Work instruction ▸
Whenever "agan" occurs in a line of the material, list that line.

Records ▸
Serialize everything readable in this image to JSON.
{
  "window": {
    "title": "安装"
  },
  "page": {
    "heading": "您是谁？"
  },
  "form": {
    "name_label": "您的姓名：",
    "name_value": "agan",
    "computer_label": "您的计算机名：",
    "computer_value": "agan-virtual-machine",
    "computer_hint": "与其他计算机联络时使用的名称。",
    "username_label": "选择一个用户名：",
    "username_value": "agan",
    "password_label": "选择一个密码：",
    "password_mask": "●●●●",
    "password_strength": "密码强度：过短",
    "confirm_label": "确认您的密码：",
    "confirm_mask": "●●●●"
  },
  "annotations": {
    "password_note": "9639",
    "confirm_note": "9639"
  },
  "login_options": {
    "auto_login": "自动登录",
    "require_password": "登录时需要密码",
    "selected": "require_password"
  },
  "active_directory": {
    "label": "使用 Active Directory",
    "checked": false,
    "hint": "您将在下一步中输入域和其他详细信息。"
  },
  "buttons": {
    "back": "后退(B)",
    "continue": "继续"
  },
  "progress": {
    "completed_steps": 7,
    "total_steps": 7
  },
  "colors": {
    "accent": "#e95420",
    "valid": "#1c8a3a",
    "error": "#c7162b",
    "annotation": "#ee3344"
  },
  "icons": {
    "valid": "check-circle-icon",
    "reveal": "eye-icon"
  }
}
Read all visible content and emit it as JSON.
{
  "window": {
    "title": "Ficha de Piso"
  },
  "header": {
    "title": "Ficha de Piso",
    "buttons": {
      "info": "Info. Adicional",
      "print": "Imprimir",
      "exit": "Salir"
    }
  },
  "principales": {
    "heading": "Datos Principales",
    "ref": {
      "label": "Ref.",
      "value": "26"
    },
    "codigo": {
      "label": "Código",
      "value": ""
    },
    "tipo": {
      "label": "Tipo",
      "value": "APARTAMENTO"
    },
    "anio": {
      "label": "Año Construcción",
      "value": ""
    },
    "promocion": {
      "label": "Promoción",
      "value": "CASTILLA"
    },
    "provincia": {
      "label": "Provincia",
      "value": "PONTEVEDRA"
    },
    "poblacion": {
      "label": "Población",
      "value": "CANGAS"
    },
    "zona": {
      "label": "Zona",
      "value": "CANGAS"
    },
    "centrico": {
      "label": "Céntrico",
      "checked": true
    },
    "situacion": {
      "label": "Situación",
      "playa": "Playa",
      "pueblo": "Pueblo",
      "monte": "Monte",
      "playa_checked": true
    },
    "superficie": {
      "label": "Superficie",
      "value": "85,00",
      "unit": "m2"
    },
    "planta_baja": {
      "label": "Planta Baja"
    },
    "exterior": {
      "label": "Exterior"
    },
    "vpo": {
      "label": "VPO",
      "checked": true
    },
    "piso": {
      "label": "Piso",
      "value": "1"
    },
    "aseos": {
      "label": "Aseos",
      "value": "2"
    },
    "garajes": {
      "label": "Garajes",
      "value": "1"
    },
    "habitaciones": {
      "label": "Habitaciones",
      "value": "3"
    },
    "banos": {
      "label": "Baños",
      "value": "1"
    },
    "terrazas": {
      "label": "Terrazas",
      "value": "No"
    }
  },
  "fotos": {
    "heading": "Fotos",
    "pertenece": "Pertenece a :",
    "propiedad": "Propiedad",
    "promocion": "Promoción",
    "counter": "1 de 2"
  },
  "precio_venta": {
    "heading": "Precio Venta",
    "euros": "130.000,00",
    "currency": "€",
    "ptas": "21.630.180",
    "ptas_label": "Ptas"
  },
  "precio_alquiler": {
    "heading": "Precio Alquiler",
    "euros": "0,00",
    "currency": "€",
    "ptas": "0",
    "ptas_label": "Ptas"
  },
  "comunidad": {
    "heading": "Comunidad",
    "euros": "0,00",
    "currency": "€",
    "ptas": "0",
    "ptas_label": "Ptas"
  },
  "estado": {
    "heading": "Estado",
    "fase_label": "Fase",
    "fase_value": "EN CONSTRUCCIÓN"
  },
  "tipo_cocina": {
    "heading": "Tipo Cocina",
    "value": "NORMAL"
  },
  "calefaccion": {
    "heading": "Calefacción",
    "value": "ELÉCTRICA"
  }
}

Output of the exercise ▸
    "name_value": "agan",
    "computer_value": "agan-virtual-machine",
    "username_value": "agan",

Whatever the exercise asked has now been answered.